In recent years, there has been a massive influx of British programming taking over American television sets, and British influence only seems to be growing.
But what makes British television, including shows such as “Doctor Who,” “Sherlock” and “Downton Abbey” so appealing to American audiences?
Brutus sophomore Alexis Achterhof believes it’s the quality of shows that are fueling the trend.
“I think a big difference is the production quality is higher in the British shows,” she said. “I feel like a lot of U.S.-based companies are mainly occupied with putting out as many shows as possible until they feel identical. I mean, how many variations of ‘CSI’ and ‘Law and Order’ do we need?”
Achterhof said the creativity aspect is another factor in the British versus American debate.
“British productions put in the time and effort to make appealing and inventive television that people want to watch,” she said.
According to Caitlin Hill, British television adds an educational element to its shows, which keeps viewers watching.
“British television challenges its watchers. It makes the watchers think and they don’t feel the need to dumb it down for them,” the Mount Pleasant sophomore said. “American television often ends up spelling everything out for the watchers, but British programming makes you think and feel at the same time.”
Many popular American television shows are often re-makes or re-imaginings of British programs. The hit sitcom “The Office,” for instance, was developed in the States after producer Ricky Gervais noticed the popularity the show enjoyed in Britain and wanted to test its appeal in America.

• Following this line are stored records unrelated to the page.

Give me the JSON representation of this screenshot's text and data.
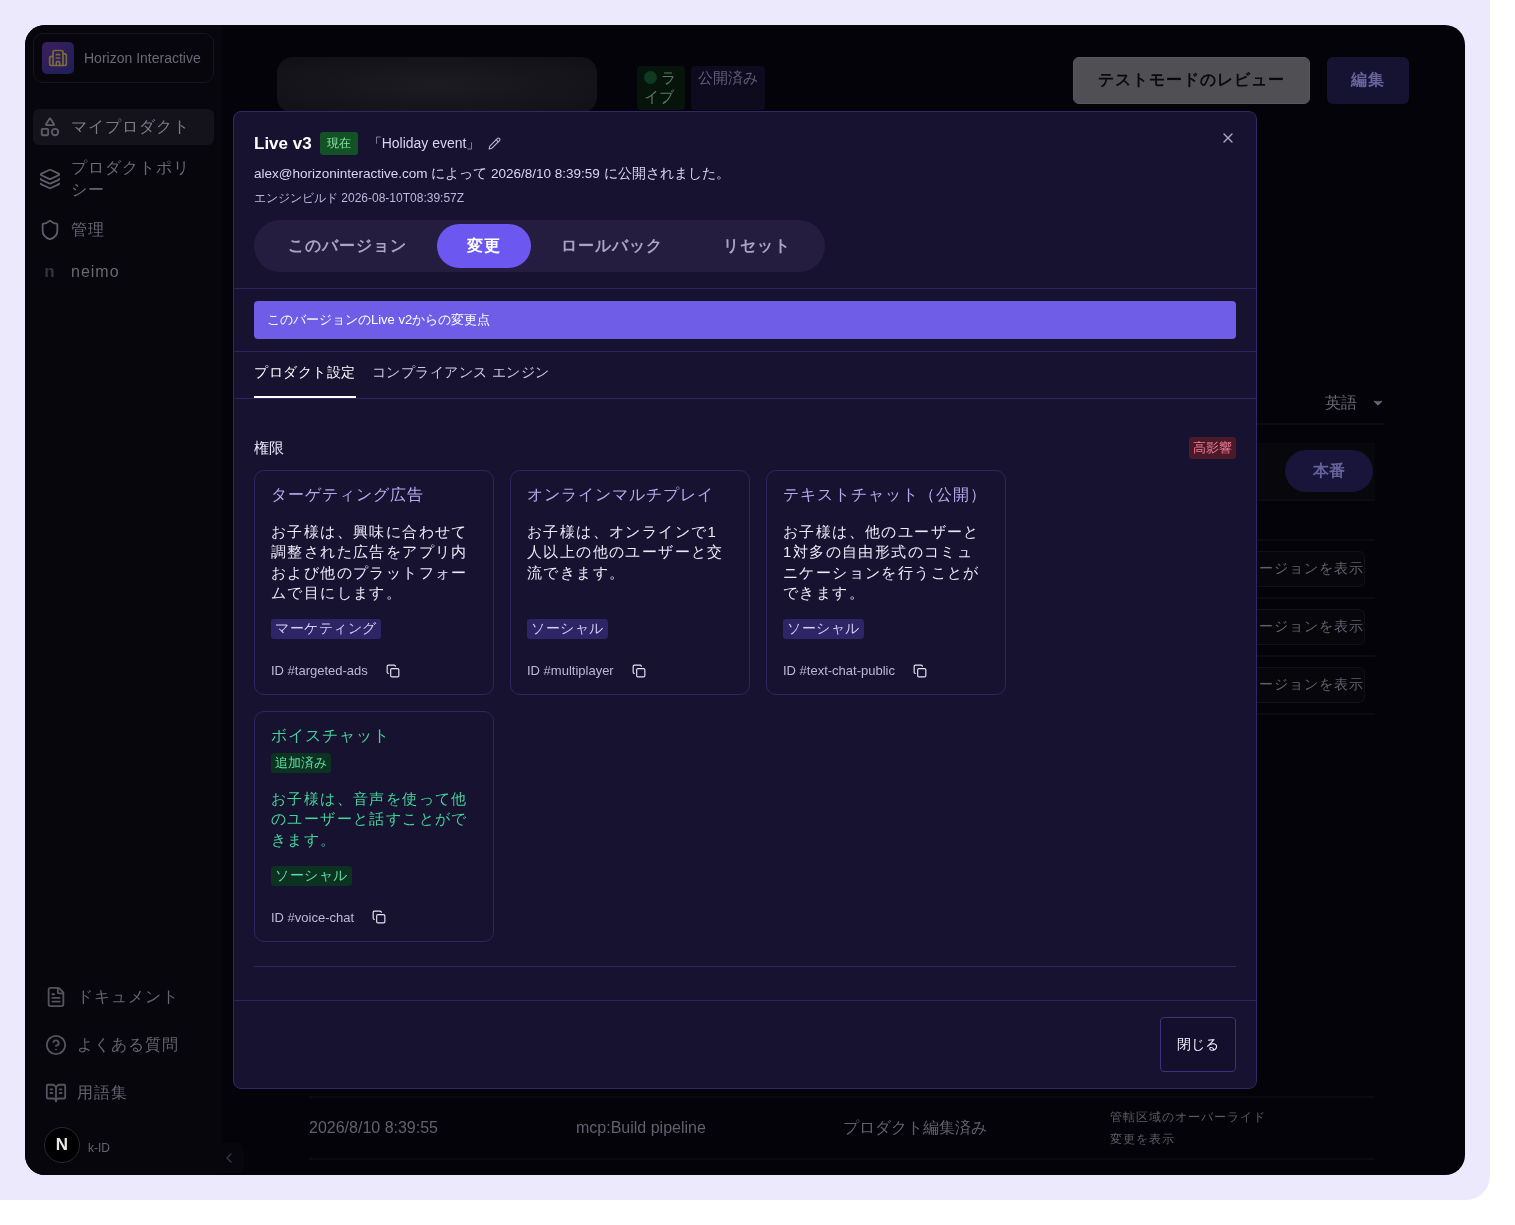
{
  "sidebar": {
    "brand": "Horizon Interactive",
    "nav": [
      {
        "label": "マイプロダクト",
        "selected": true
      },
      {
        "label": "プロダクトポリシー",
        "selected": false
      },
      {
        "label": "管理",
        "selected": false
      },
      {
        "label": "neimo",
        "icon_char": "n",
        "selected": false
      }
    ],
    "footer_links": [
      {
        "label": "ドキュメント"
      },
      {
        "label": "よくある質問"
      },
      {
        "label": "用語集"
      }
    ],
    "account": {
      "avatar_letter": "N",
      "name": "k-ID"
    }
  },
  "header": {
    "status_badges": [
      {
        "label": "ライブ",
        "kind": "live"
      },
      {
        "label": "公開済み",
        "kind": "plain"
      }
    ],
    "buttons": [
      {
        "label": "テストモードのレビュー",
        "kind": "secondary"
      },
      {
        "label": "編集",
        "kind": "primary"
      }
    ]
  },
  "language_select": {
    "value": "英語"
  },
  "environment_pill": "本番",
  "version_buttons": [
    "ージョンを表示",
    "ージョンを表示",
    "ージョンを表示"
  ],
  "history_row": {
    "time": "2026/8/10 8:39:55",
    "actor": "mcp:Build pipeline",
    "action": "プロダクト編集済み",
    "note": "管轄区域のオーバーライド",
    "link": "変更を表示"
  },
  "modal": {
    "title": "Live v3",
    "current_badge": "現在",
    "event_name": "「Holiday event」",
    "published_line": "alex@horizoninteractive.com によって 2026/8/10 8:39:59 に公開されました。",
    "engine_build": "エンジンビルド 2026-08-10T08:39:57Z",
    "tabs": [
      {
        "label": "このバージョン",
        "selected": false
      },
      {
        "label": "変更",
        "selected": true
      },
      {
        "label": "ロールバック",
        "selected": false
      },
      {
        "label": "リセット",
        "selected": false
      }
    ],
    "change_banner": "このバージョンのLive v2からの変更点",
    "subtabs": [
      {
        "label": "プロダクト設定",
        "selected": true
      },
      {
        "label": "コンプライアンス エンジン",
        "selected": false
      }
    ],
    "section": {
      "title": "権限",
      "impact_badge": "高影響",
      "cards": [
        {
          "kind": "unchanged",
          "title": "ターゲティング広告",
          "description": "お子様は、興味に合わせて調整された広告をアプリ内および他のプラットフォームで目にします。",
          "tag": "マーケティング",
          "id": "ID #targeted-ads"
        },
        {
          "kind": "unchanged",
          "title": "オンラインマルチプレイ",
          "description": "お子様は、オンラインで1人以上の他のユーザーと交流できます。",
          "tag": "ソーシャル",
          "id": "ID #multiplayer"
        },
        {
          "kind": "unchanged",
          "title": "テキストチャット（公開）",
          "description": "お子様は、他のユーザーと1対多の自由形式のコミュニケーションを行うことができます。",
          "tag": "ソーシャル",
          "id": "ID #text-chat-public"
        },
        {
          "kind": "added",
          "title": "ボイスチャット",
          "status": "追加済み",
          "description": "お子様は、音声を使って他のユーザーと話すことができます。",
          "tag": "ソーシャル",
          "id": "ID #voice-chat"
        }
      ]
    },
    "close_button": "閉じる"
  }
}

For all the critical acclaim British television – and American programs adapted from British TV –have received in the U.S., Fremont senior Tonya Pell, who recently returned from a trip to the U.K., said what Americans see is only the very best the U.K. has to offer. That’s especially true of reality television.
“The reality TV shows (in Britain) are actually worse, in my opinion, and it’s definitely more racy and sexual than American (shows),” she said. “I was watching TV one of the first nights there and they showed explicit body parts on regular television.”
Colorado sophomore Rebecca Bennett, who is not an avid television viewer, has taken interest in British shows.
“Overall, I don’t like watching television because I find it tedious,” she said. “A lot of the American shows are so similar; it’s the same thing over and over again. “But I actually really enjoyed “Sherlock,” it really piqued my interest and has made me want to watch more British shows.”